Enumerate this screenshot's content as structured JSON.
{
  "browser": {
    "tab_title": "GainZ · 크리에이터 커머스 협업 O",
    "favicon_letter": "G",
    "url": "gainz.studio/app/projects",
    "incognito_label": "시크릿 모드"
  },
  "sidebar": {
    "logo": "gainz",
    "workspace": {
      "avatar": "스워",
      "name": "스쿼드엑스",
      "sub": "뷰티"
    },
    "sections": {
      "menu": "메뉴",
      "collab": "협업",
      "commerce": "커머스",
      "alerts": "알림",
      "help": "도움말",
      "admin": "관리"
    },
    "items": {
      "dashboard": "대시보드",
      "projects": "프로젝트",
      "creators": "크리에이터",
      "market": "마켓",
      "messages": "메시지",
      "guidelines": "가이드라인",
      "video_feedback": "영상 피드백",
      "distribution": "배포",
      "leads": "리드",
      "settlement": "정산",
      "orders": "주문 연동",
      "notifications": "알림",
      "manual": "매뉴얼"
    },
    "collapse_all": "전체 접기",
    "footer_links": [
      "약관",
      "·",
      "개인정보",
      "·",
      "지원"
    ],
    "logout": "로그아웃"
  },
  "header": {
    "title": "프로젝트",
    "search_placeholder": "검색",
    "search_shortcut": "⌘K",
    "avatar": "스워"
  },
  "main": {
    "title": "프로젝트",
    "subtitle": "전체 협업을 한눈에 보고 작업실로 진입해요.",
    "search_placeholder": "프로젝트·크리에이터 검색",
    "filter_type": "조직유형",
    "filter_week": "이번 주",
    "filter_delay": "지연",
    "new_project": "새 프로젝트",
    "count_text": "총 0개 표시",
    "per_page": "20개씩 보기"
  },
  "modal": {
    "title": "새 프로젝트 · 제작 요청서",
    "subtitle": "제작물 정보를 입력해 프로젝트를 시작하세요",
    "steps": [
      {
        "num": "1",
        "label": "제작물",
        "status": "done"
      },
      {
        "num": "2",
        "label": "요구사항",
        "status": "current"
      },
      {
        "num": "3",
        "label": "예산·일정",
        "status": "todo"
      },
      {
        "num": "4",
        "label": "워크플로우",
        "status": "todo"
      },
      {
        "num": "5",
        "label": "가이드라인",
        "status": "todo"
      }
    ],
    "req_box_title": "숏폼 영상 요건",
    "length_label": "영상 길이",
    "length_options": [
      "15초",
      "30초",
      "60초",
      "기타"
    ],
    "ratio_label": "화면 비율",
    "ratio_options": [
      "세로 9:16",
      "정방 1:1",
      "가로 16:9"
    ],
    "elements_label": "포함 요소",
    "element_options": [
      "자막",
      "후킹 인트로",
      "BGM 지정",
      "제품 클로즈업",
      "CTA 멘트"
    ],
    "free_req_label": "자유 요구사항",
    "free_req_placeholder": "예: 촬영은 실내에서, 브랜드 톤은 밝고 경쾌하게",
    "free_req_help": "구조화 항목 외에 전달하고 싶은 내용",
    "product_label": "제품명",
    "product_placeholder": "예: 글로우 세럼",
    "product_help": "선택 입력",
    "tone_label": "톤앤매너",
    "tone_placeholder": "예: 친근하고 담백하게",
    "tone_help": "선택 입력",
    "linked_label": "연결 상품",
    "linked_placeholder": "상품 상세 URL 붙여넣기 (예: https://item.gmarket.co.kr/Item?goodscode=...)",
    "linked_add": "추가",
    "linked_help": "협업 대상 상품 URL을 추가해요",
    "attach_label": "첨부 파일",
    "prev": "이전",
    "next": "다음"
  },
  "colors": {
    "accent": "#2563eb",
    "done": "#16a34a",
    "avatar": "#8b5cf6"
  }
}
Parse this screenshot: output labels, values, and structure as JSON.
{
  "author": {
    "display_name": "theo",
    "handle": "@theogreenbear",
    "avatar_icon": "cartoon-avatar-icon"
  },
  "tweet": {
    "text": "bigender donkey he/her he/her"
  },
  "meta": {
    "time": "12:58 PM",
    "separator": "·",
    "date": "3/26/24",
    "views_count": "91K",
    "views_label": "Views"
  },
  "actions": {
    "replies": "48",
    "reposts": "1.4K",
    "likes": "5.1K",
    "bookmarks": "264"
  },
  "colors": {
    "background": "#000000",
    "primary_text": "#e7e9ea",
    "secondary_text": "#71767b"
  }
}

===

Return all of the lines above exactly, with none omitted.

Enumerate this screenshot's content as structured JSON.
{
  "browser": {
    "tab_title": "GainZ · 크리에이터 커머스 협업 O",
    "favicon_letter": "G",
    "url": "gainz.studio/app/projects",
    "incognito_label": "시크릿 모드"
  },
  "sidebar": {
    "logo": "gainz",
    "workspace": {
      "avatar": "스워",
      "name": "스쿼드엑스",
      "sub": "뷰티"
    },
    "sections": {
      "menu": "메뉴",
      "collab": "협업",
      "commerce": "커머스",
      "alerts": "알림",
      "help": "도움말",
      "admin": "관리"
    },
    "items": {
      "dashboard": "대시보드",
      "projects": "프로젝트",
      "creators": "크리에이터",
      "market": "마켓",
      "messages": "메시지",
      "guidelines": "가이드라인",
      "video_feedback": "영상 피드백",
      "distribution": "배포",
      "leads": "리드",
      "settlement": "정산",
      "orders": "주문 연동",
      "notifications": "알림",
      "manual": "매뉴얼"
    },
    "collapse_all": "전체 접기",
    "footer_links": [
      "약관",
      "·",
      "개인정보",
      "·",
      "지원"
    ],
    "logout": "로그아웃"
  },
  "header": {
    "title": "프로젝트",
    "search_placeholder": "검색",
    "search_shortcut": "⌘K",
    "avatar": "스워"
  },
  "main": {
    "title": "프로젝트",
    "subtitle": "전체 협업을 한눈에 보고 작업실로 진입해요.",
    "search_placeholder": "프로젝트·크리에이터 검색",
    "filter_type": "조직유형",
    "filter_week": "이번 주",
    "filter_delay": "지연",
    "new_project": "새 프로젝트",
    "count_text": "총 0개 표시",
    "per_page": "20개씩 보기"
  },
  "modal": {
    "title": "새 프로젝트 · 제작 요청서",
    "subtitle": "제작물 정보를 입력해 프로젝트를 시작하세요",
    "steps": [
      {
        "num": "1",
        "label": "제작물",
        "status": "done"
      },
      {
        "num": "2",
        "label": "요구사항",
        "status": "current"
      },
      {
        "num": "3",
        "label": "예산·일정",
        "status": "todo"
      },
      {
        "num": "4",
        "label": "워크플로우",
        "status": "todo"
      },
      {
        "num": "5",
        "label": "가이드라인",
        "status": "todo"
      }
    ],
    "req_box_title": "숏폼 영상 요건",
    "length_label": "영상 길이",
    "length_options": [
      "15초",
      "30초",
      "60초",
      "기타"
    ],
    "ratio_label": "화면 비율",
    "ratio_options": [
      "세로 9:16",
      "정방 1:1",
      "가로 16:9"
    ],
    "elements_label": "포함 요소",
    "element_options": [
      "자막",
      "후킹 인트로",
      "BGM 지정",
      "제품 클로즈업",
      "CTA 멘트"
    ],
    "free_req_label": "자유 요구사항",
    "free_req_placeholder": "예: 촬영은 실내에서, 브랜드 톤은 밝고 경쾌하게",
    "free_req_help": "구조화 항목 외에 전달하고 싶은 내용",
    "product_label": "제품명",
    "product_placeholder": "예: 글로우 세럼",
    "product_help": "선택 입력",
    "tone_label": "톤앤매너",
    "tone_placeholder": "예: 친근하고 담백하게",
    "tone_help": "선택 입력",
    "linked_label": "연결 상품",
    "linked_placeholder": "상품 상세 URL 붙여넣기 (예: https://item.gmarket.co.kr/Item?goodscode=...)",
    "linked_add": "추가",
    "linked_help": "협업 대상 상품 URL을 추가해요",
    "attach_label": "첨부 파일",
    "prev": "이전",
    "next": "다음"
  },
  "colors": {
    "accent": "#2563eb",
    "done": "#16a34a",
    "avatar": "#8b5cf6"
  }
}
Parse this screenshot: output labels, values, and structure as JSON.
{
  "author": {
    "display_name": "theo",
    "handle": "@theogreenbear",
    "avatar_icon": "cartoon-avatar-icon"
  },
  "tweet": {
    "text": "bigender donkey he/her he/her"
  },
  "meta": {
    "time": "12:58 PM",
    "separator": "·",
    "date": "3/26/24",
    "views_count": "91K",
    "views_label": "Views"
  },
  "actions": {
    "replies": "48",
    "reposts": "1.4K",
    "likes": "5.1K",
    "bookmarks": "264"
  },
  "colors": {
    "background": "#000000",
    "primary_text": "#e7e9ea",
    "secondary_text": "#71767b"
  }
}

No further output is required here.